1 Chronicles 9:41-44 “And the sons of Micah [were], Pithon, and Melech, and Tahrea, [and Ahaz].” “And Ahaz begat Jarah; and Jarah begat Alemeth, and Azmaveth, and Zimri; and Zimri begat Moza;” “And Moza begat Binea; and Rephaiah his son, Eleasah his son, Azel his son.” “And Azel had six sons, whose names [are] these, Azrikam, Bocheru, and Ishmael, and Sheariah, and Obadiah, and Hanan: these [were] the sons of Azel.”
This is a list of the descendants of Saul through Jonathan. Some of these people are mentioned just in this light, and it is difficult to know for certain any more about them.
1 Chronicles Chapter 9 Questions

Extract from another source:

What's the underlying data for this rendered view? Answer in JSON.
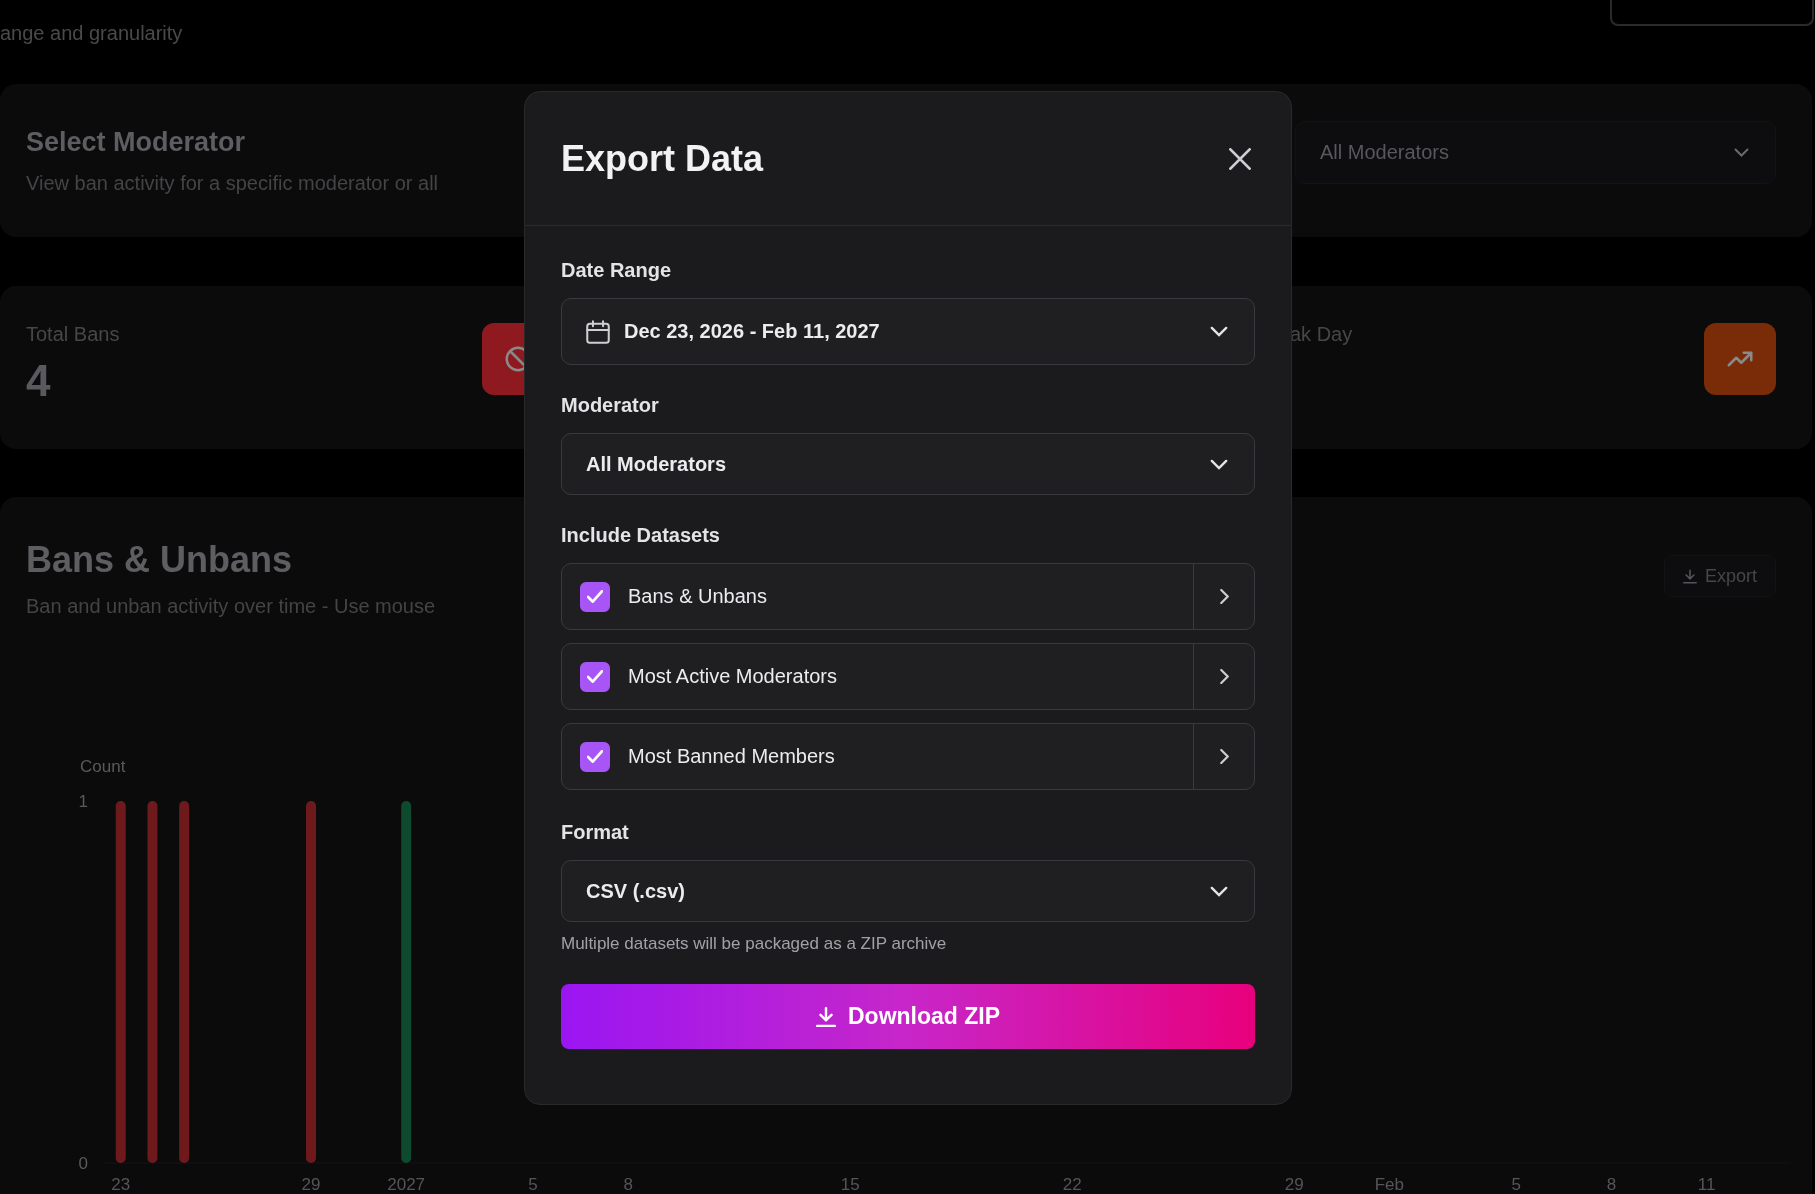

1. When were some of the records they had kept lost, or confused somewhat?
2. The records are, however, remarkably _________.
3. Why had they gone into captivity?
4. How can we relate their record keeping to the record of the believers?
5. Who were the Nethinim?
6. What land is verse 2 speaking of?
7. When did the temple servants begin to be called Nethinim?
8. Who came back to their same land, after the captivity in Babylon?
9. Why is it unusual to speak of Ephraim and Manasseh as returning?
10. What is another name for Pharez?
11. Zerah was the twin brother of _________.
12. What tribe was Saul, or Paul, a descendent of?
13. The line of the Levitical priests lead to __________ and ___________, the father and mother of John the Baptist.
14. The Levites were set aside for the ________ of the _______.
15. What service was Mattaniah singled out for?
16. How far apart are Jerusalem and Bethlehem?
17. The family of Korah were ___________ of the ________.
18. What did they do, besides guard the gates?
19. Why did their leaders live in Jerusalem?
20. What does “tale” mean in verse 28?
21. Who made the ointments of the spices?
22. What was the showbread?
23. What did the showbread symbolize?
24. Who founded Gibeon?
25. Who was the father of Saul?
26. What distinction did this Saul have?
27. Which of Saul’s sons was friend to David?
28. Who is the same as Merib-baal?
29. Who was his son?
30. Who are the people mentioned in verses 41 through 44?